That was the time when I came to the important realisation that I’m amongst the majority of women who only experience clitoral orgasms, and not vaginal. I know that I need lots of sustained slippery clitoral stimulation to have an orgasm, and that no amount of vaginal anything will do the trick. I’ve decided to stop faking orgasms, because doing that feels ridiculous now that I know what a real one feels like. Plus, I can just show men what works for me.
Which isn’t to say that it is all smooth sailing, or as easy as I had thought it would be now that I know what to do with myself to have an orgasm.
Successful masturbation for me is now so intuitive, and depends so heavily on the tiny variations of pressure, frequency and lubrication that are very easy for me to do for myself, but much harder to communicate those tiny shifts to someone else, especially in the heat of the moment.
I am of course as much into aesthetic-seeming sex as the next person, and it feels a bit weird to act like a PT teacher shouting out directions to someone who is really trying hard to please me. Considering that it also takes a full 10 or 15 minutes of very specific and precise actions, it can get a bit awkward sometimes. Wondering whether my endless instructions are tiresome distracts me from the very focused attention I need to have an orgasm. And it of course gets frustrating in the moment if after all my directions they still just can’t seem to get it right, and I am lying there half turned on. Plus, I think they get flustered when I flood them with directions that are counter-intuitive to what they’re used to doing, and the anxiety of trying to get it right in such a loaded moment gets to them too.
I have tried having detailed conversations before doing the deed, laying out exactly what works for me beforehand. That goes two distinct ways: it can be a fun, exciting and kind of sexy conversation that gets us both into the mood and transitions very naturally to us having sex, or it can make the entire process seem very clinical and automated, which sucks. It depends on the person and the mood. Having the conversation after sex can be nice too, but I can’t shake the lingering feeling that it makes the person I’m with feel like they’ve just been disappointing or less than up to the mark, and makes the sex we just had less of a happy memory for them.

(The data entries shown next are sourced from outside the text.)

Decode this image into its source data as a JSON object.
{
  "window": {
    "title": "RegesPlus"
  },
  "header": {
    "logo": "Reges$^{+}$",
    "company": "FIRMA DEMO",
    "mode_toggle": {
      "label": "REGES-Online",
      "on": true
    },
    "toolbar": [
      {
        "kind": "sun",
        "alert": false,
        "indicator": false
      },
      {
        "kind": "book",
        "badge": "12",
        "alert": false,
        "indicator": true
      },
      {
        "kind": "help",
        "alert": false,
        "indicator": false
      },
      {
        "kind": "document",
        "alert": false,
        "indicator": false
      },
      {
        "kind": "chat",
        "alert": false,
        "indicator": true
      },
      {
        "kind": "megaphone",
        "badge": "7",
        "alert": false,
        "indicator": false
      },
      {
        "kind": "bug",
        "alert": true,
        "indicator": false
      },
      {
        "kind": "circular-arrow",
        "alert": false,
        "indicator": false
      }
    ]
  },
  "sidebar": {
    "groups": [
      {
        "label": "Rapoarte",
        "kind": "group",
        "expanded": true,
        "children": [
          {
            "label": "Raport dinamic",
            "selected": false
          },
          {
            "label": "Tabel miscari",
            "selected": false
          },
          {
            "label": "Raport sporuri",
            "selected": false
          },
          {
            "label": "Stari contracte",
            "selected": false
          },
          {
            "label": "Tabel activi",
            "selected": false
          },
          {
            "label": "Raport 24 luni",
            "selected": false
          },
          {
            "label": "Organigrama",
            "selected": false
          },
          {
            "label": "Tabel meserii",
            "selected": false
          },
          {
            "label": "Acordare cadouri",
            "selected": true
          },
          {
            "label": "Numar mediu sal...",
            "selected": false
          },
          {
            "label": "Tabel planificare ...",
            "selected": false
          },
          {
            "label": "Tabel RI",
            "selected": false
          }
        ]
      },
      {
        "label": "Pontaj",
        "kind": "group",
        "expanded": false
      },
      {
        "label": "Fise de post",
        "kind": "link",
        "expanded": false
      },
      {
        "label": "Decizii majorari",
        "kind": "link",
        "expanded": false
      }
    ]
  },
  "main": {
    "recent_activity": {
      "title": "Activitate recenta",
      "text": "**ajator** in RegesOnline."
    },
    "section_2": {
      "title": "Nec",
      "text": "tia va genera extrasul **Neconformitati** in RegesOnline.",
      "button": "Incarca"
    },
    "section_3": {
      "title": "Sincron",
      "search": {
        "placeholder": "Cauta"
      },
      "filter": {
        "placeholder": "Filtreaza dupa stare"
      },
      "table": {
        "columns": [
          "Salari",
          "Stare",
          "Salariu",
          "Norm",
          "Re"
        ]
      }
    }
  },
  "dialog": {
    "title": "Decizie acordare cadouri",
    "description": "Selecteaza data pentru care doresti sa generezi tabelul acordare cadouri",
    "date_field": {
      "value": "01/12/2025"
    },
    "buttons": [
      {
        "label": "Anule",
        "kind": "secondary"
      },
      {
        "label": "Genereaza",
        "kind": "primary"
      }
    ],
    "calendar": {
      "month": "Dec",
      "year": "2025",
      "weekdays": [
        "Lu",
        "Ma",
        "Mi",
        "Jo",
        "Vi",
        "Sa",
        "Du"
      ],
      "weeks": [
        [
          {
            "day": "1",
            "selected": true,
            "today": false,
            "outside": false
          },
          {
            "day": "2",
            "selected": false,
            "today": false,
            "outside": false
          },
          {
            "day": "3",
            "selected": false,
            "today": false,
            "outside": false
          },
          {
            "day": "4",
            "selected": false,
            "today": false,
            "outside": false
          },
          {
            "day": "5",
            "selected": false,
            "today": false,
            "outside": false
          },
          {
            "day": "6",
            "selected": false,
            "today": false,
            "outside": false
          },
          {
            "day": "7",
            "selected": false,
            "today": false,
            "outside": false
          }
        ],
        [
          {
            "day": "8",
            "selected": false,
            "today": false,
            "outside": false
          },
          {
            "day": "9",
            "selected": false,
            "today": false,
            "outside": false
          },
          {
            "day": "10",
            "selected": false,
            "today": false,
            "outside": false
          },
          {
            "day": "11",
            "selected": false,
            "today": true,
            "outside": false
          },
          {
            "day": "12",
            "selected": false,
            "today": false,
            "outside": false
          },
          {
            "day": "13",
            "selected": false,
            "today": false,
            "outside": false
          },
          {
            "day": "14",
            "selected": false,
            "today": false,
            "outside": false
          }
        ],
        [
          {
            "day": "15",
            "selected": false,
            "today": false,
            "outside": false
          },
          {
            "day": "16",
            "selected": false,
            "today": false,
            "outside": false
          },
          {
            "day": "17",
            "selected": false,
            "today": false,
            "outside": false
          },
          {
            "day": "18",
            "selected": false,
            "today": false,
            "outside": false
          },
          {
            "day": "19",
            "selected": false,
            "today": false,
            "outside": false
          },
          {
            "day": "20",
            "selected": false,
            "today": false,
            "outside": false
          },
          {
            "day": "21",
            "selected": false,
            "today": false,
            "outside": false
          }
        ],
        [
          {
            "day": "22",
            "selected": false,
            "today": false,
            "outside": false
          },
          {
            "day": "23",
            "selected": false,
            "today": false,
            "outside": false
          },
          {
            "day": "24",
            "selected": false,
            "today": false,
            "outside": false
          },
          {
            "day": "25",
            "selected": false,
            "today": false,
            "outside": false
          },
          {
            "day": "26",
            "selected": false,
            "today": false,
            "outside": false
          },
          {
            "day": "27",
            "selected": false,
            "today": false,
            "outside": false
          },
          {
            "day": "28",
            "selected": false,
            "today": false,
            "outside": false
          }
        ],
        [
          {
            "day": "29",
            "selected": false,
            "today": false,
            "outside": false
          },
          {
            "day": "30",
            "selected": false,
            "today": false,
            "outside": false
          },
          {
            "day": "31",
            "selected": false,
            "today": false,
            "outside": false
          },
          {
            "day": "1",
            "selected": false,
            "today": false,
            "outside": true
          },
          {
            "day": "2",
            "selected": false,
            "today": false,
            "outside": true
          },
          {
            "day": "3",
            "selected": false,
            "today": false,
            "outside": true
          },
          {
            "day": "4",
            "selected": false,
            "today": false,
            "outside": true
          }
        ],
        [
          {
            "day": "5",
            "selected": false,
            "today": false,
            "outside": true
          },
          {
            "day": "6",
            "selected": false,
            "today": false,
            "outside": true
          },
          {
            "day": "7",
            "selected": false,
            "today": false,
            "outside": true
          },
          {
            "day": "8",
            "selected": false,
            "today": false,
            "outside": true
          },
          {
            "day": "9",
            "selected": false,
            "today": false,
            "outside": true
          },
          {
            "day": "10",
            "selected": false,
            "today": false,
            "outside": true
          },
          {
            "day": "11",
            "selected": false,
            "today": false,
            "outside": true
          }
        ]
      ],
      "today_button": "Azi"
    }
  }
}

I thankfully have found a solution that seems to be working. Sort of.
A boy told me that he finds it super arousing to watch a woman get off, and asked me if I would do that in front of him. It felt really exciting and the good kind of weird, and was a doubly sexy way to show him exactly what works for me without sounding like a PT teacher.
That very first time, I surprised myself with the shock and intensity of my orgasm. Every now and then I wonder what it would be like to be surprised by it again, because someone else is working their way to my orgasm. Because then I wouldn’t know it’s coming, haha, that I am coming. That hasn’t happened yet with any boys, but I’ve had a few orgasms around boys with this plan of showing them what an ISI mark female orgasm looks like. Or at least an ISI marked orgasm of mine.
I am optimistic and feel like I am getting closer to my goal. I am sticking to my plan and my sticky fingers. I’ll let you know how it goes.Anushka is a writer and a painter.